The one time I ever borrowed money from Mark Bright was to loan it to Adam so he could take Golda—who later became his wife—out on a date. Golda, my wife’s best friend, was a Haitian American who, once they were married, was regularly harassed at department stores for presenting an Amex card belonging to “Golda Blaustein.” This is stuff you just can’t make up.
I bought one of the first Apple Macintosh computers, an odd little thing that came with something called a “mouse.” Adam and I stared at it for about an hour, wondering how on earth to work the thing. I knew MS-DOS fairly well, but had never seen a GUI and certainly had never seen a mouse. Reading the instructions, which said “point at an element on screen using the mouse,” I picked the mouse up, placed it flat against the screen. The thing didn’t work, and I grew frustrated, handing the manual to Adam with the mandate: figure out how this thing works. Which he did. And later taught me hw to use it.
We were, it seemed, loathed by other editors. Mainly because Adam really wasn’t a guy who took crap off people. I didn’t take much crap, either, but I’m pretty sure I took more crap than Adam did. Some people didn’t like him because they didn’t like me and couldn’t woo him over to their clique. Some didn’t like him because not only was he not in the clique but he thought cliques were stupid and said so.

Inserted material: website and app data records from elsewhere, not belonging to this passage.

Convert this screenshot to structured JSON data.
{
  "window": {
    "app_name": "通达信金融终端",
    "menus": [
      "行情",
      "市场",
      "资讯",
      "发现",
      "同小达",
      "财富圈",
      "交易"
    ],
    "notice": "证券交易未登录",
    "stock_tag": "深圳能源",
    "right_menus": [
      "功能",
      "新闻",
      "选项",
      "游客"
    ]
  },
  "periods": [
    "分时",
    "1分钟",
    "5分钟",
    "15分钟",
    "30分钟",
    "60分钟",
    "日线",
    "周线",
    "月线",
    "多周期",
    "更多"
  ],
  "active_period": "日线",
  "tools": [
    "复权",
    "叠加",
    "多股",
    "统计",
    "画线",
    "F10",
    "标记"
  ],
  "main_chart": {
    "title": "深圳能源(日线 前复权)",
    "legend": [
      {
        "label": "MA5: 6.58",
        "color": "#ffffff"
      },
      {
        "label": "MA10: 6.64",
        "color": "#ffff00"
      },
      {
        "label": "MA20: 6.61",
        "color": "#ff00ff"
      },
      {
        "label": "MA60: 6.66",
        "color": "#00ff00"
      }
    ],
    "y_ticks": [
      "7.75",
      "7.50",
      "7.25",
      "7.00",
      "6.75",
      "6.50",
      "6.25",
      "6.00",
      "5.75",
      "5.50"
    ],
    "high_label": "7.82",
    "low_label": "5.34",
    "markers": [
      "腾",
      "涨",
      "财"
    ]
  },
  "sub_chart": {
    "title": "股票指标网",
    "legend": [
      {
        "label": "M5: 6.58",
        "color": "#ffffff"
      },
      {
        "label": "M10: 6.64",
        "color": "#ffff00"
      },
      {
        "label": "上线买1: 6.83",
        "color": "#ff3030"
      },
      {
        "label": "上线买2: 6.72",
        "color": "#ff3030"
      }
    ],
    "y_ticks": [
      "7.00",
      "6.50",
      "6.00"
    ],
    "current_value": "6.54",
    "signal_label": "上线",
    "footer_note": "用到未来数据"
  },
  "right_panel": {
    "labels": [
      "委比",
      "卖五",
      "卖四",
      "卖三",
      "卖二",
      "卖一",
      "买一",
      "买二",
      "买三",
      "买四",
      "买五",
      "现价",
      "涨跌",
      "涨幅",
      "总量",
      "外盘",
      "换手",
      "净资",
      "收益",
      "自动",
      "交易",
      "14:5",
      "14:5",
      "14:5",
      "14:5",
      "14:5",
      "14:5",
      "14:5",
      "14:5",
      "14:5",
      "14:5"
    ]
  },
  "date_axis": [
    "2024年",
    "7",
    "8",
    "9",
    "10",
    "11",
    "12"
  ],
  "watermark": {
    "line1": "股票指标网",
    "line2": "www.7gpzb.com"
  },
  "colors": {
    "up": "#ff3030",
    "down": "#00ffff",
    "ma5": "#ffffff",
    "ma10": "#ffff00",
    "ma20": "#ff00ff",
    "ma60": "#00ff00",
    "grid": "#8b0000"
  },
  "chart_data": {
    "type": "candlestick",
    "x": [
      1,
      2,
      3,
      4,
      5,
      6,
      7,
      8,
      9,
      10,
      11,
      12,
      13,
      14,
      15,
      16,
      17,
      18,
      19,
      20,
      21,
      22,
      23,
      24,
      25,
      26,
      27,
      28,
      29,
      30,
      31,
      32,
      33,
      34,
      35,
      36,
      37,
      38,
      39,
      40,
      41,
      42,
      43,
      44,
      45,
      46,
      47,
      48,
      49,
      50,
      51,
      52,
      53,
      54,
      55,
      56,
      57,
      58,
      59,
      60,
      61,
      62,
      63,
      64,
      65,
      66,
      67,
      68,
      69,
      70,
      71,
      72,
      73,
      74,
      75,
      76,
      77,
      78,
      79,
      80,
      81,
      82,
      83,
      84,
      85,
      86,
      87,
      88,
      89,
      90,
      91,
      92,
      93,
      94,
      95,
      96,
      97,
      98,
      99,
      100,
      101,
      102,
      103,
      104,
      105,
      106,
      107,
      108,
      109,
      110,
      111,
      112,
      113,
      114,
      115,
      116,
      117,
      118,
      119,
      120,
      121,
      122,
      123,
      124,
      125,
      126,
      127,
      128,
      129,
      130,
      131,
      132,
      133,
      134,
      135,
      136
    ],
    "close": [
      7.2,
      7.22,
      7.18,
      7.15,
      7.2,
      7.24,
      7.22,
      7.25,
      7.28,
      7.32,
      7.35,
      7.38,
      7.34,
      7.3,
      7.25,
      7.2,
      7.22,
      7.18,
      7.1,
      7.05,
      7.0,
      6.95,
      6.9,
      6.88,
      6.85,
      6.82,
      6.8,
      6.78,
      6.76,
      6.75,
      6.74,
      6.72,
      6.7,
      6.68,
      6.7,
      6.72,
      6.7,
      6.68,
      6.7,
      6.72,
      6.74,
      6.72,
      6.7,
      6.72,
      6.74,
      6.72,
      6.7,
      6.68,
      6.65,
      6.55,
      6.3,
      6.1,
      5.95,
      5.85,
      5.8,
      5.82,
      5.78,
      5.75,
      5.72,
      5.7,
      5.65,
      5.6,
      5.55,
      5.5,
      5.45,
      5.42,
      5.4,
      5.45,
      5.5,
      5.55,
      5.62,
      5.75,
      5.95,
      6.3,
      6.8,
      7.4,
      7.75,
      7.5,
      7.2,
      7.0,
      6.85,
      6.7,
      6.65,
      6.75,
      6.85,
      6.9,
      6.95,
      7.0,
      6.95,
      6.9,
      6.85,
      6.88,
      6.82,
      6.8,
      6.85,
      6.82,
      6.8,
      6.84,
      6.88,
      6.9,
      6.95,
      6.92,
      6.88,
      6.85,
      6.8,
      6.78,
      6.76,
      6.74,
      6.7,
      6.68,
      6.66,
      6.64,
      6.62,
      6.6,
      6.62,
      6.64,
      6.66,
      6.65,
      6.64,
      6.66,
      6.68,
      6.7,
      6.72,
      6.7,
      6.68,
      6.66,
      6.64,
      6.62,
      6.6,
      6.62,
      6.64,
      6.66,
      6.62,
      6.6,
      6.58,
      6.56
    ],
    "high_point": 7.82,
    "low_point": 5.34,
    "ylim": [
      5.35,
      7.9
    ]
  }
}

Many of the editors called our office, “the Robo-Office” because I bought an answering machine and hooked it up in there (this was pre-voicemail). We were openly scoffed at in editorial meetings for needing “a computer and an answering machine”—two things no working editor today could conceive of being without.
Adam once made Peter David jot down scenes from his comic book plot on flash cards. Over lunch, Peter ran through the plot, with Adam routinely plucking out “Peter Scenes”—usually moments of brilliance ruined by Peter either not trusting the readers to get it or congratulating himself on his brilliance—out of the deck and tossing them on the floor. By coffee and desert, Peter had a leaner stack, “There ya go, Go write that!” We both loved Peter. We both thought Peter was brilliant, and felt awful about the manhandling we, well, really, I, had to do Because The Boss Said So.
He had great hair. “So, let me get this straight,” I said to him, “you... wash it, then let it dry.” That’s all he ever did to it. Back in those days I had Morris Day hair, meticulously layered and time-consuming to maintain. This guy rolls out of bed, washes it in the shower and heads to work with it wet.
We mainlined coffee. We played jazz cassettes on a high-end stereo—not a boom box—in the office, next to a chaise lounge, beach ball and palm tree. The Spider-Man office was the coolest editor office in the joint, which also tended to invite ridiculous criticism from the other editors. But, if the joint was cool, Adam was a huge part of that. He was the sharpest, hippest, cigarettes-and-coffee guy you’d ever meet, which geeks like me tended to find threatening. A gifted mimic, he’d have me in stitches, at times entertaining the freelancers who routinely dropped anchor in the Spider-Office.
We moved apart in later years, which I’ll take the blame for. After my divorce, my reclusive tendencies took firm hold as I drifted out toward Pennsylvania and ultimately Colorado and out of comics altogether, losing track of a lot of friends along the way. I’m deeply saddened I could not be there for Maddie toward the end, but I have great expectation and hope for Maddie to be, finally, at peace, enraptured in love.